Charlene Smalls, minister at Ripple (Allentown, PA), is passionate about educating our African American community of its rich history and rich roots. Her passion is heightened now, in this time of grief and trauma due to COVID-19, our inability to gather with family and friends in community, and racial unrest and injustice. She invites all of us to awaken to the needs of the Black community and work together to address those needs.
“Awaken my brothers and sisters to the rich roots and culture of the Black men and women that you sit with, mostly in silence. Embrace us as a people, a culture, and a community,” Smalls said. “Sit with your heart rather than just speaking from your education and your book learning and look at the picture. You can not speak to an issue that you haven’t lived.”
From December 26 to January 1, Smalls shared about Kwanzaa, a weeklong celebration of African and African American culture, with her congregation. “I heard about diversity, diversity, diversity when I came into the conference. I learned about the Mennonite faith, accepted it, and celebrated it as my faith,” said Smalls. “Kwanzaa celebrates and affirms black people. I invite you to learn and celebrate our culture, accomplishments, and principles with us in the same spirit that I celebrate with you.”
Yvonne Platts, of Nueva Vida Norristown (PA) New Life, has been celebrating Kwanzaa for many years. Because of COVID-19, she went online to share the principles. She hopes that people can see and embrace the beauty, strength, and gifts of Black people.
Minister Charlene Smalls and Yvonne Platts posted videos of their Kwanzaa celebrations on Facebook. Learn more about Kwanzaa through these videos that our sisters recorded with commitment, love, and passion.
“Kwanzaa offers a new dialogue on Black culture, about our positive contributions to the world, and not just the negative stigma of race,” says Dr. Adam Clark, associate professor of theology, Xavier University. “The beauty of Kwanzaa is it doesn’t start Black history from slavery,” explains Clark. “It actually starts us as inventors of civilizations.”
Kwanzaa, comes from the Swahili phrase, “matunda ya kwanza,” or “first fruits of harvest.” It is celebrated annually, December 26 through January 1.

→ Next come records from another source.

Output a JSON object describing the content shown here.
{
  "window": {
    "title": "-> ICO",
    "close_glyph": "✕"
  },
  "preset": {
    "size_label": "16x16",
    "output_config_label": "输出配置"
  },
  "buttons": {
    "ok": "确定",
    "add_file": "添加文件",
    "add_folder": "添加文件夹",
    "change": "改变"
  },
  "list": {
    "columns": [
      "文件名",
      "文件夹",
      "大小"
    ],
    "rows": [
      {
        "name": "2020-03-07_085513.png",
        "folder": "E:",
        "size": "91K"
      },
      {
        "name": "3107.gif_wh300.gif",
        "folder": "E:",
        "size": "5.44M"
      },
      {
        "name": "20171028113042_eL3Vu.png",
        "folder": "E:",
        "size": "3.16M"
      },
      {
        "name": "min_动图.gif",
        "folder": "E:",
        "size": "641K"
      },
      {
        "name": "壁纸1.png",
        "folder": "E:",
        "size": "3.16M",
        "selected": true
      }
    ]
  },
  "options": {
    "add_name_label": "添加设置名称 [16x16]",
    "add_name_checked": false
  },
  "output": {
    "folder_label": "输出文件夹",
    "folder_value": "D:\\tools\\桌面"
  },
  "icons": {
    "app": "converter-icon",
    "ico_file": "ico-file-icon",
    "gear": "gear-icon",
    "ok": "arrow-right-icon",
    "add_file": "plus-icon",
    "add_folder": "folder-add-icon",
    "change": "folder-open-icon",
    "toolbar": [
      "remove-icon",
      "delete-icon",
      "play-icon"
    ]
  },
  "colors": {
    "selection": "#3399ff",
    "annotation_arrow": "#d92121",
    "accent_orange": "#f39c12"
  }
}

The seven principles (nguzo saba) of Kwanzaa include:
- Unity (umoja) – To strive for and maintain unity in the family, community, nation, and race. Unity in Christ – Ephesians 4:1-6;11-13
- Self-determination (kujichagulia): To define, name, create, and speak for ourselves. Take Hold of the Prize – Philippians 3:12-17
- Collective work and responsibility (ujima): To build and maintain community; to make our brothers and sisters’ problems our problems, and to solve them together. Working Together – I Thessalonians 5:12-18
- Cooperative economics (ujamaa): To build and maintain our own businesses and profit together from them. Community Harvest – 2 Corinthians 9:10-15
- Purpose (nia): Our collective vocation is one that builds and develops our community in order to restore our people to their traditional greatness. Caring for One Another – Hebrews 13:1-7
- Creativity (kuumba): To always do as much as we can, in order to leave our community more beautiful and beneficial than we inherited it. Sharing Our Gifts – 1 Corinthians 12:1-11
- Faith (imani): To believe fully in our parents, teachers, leaders, people, and the righteousness and victory of our struggle. Faith, Love and Understanding – Ephesians 1:15-25
The primary symbols of Kwanzaa are the seven candles, candle holder, unity cup, placemat, crops, corn, and gifts. A key custom during Kwanzaa is the daily lighting of the Kinara, the candle holder. The black candle symbolizes the people themselves, the red candles are for the struggle or blood shed in the past, and the green candles represent the Earth or the abundance of future possibilities.